By: Sarah Henderson, Michael Brauer and Roland Stull
Forest fire smoke © BLMOregon
Wildfires are a normal part of summer in British Columbia, but some years are worse than others. The summer of 2003 was the most extreme season on record, with 265,000 hectares burned, more than 45,000 people evacuated, an unprecedented 334 homes destroyed, and one volunteer firefighter lost. The fires during the summer of 2010 surpassed 2003, with an unprecedented 337,000 hectares burned, many of which had been decimated by the extensive mountain pine beetle infestation. The summer of the 2014 is shaping up to become the worst fire season on record, with 250,000 hectares already burned by early August. This pales when compared with the Northwest Territories, where more than three million hectares have already burned. Situations are similar for our American neighbors in Washington and Oregon.
Wildfires are terrifying when they pose a direct threat to the health of human populations, and British Columbians are fortunate that excellent emergency management has ensured that such incidents are rare. However, wildfires also pose an indirect and underappreciated threat to the health of the entire province via their smoke, which causes some of the worst air quality that most British Columbians will ever experience.
Dr. Sarah Henderson
Multiple studies in Canada and elsewhere have shown that that short, smoky episodes can have a wide range of health effects, from reduced birth weight for babies exposed in the womb through to small increases in premature death. People with heart and lung diseases are most sensitive to wildfire smoke, but absolutely everyone is affected by poor air quality on smoky days.
Those with heart and lung diseases, who live near affected areas, should ensure that they have ample rescue medication available, and that they have a plan for seeking care if rescue medications are inadequate to control exacerbations. Everyone who is bothered by the smoke should think about ways to access cleaner air, including the use of a high efficiency particular air (HEPA) filter in at least one area of the home. The BC Centre for Disease Control recently published a review of the evidence for clean air shelters as one of the most effective methods for reducing smoke exposure.
Dr. Roland Stull
Furthermore, smoke from large wildfires can be transported around the globe, meaning that fires in British Columbia can contribute to global pollution and that British Columbians are exposed to smoke from fires elsewhere. We know that chronic exposure to similar pollution from fossil fuels leads to the development of chronic diseases, so more smoky days threaten to offset the public health benefits of stricter controls on other sources.
It is impossible to regulate smoke from wildfires, so our best collective and individual defense strategy is to be prepared. University of British Columbia researchers are collaborating provincially, nationally, and internationally to achieve this goal. Since the summer of 2010 the BC Ministry of Environment has partnered with Dr. Roland Stull’s group (Earth, Ocean and Atmospheric Sciences) on the BlueSky smoke forecasting model, which predicts where smoke from current fires will travel over the upcoming days.
Dr. Michael Brauer
After the 2010 season Dr. Michael Brauer’s group (School of Population and Public Health) conducted an evaluation of BlueSky as a tool for public health protection, and found that forecasts could be used to predict population health impacts during extreme fire periods.
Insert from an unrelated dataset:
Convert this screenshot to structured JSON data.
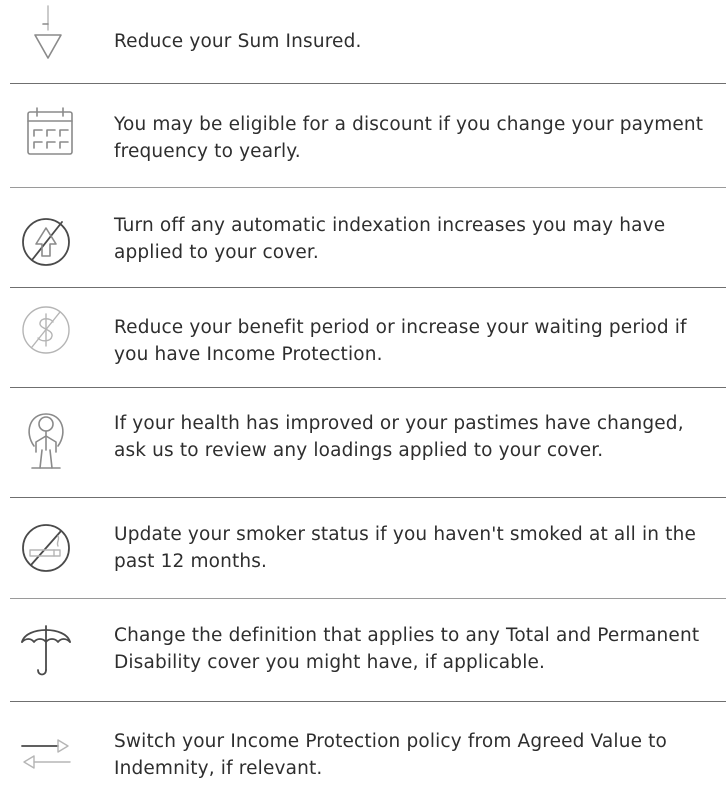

Based on those results Dr. Sarah Henderson’s group (BC Centre for Disease Control) has incorporated BlueSky data into the BC Asthma Monitoring System, which is used to detect significant increases in daily doctor visits and medications dispensed for asthma across the province. This work puts UBC research at the cutting edge of forecasting the air quality and health impacts of wildfire smoke.
Wildfires affect everyone in British Columbia, even those who are far removed from the burning. As the global climate changes we may have more fires and larger fires, so we need to be aware of and prepared for the direct threat to a small percentage of the population and the indirect threat to the entire population.
This work has been supported by multiyear funding from Health Canada the Canadian Safety and Security Program (CSSP-2012-CP-1182), which is managed by Defence Research and Development Canada’s Centre for Security Science, in partnership with Public Safety Canada.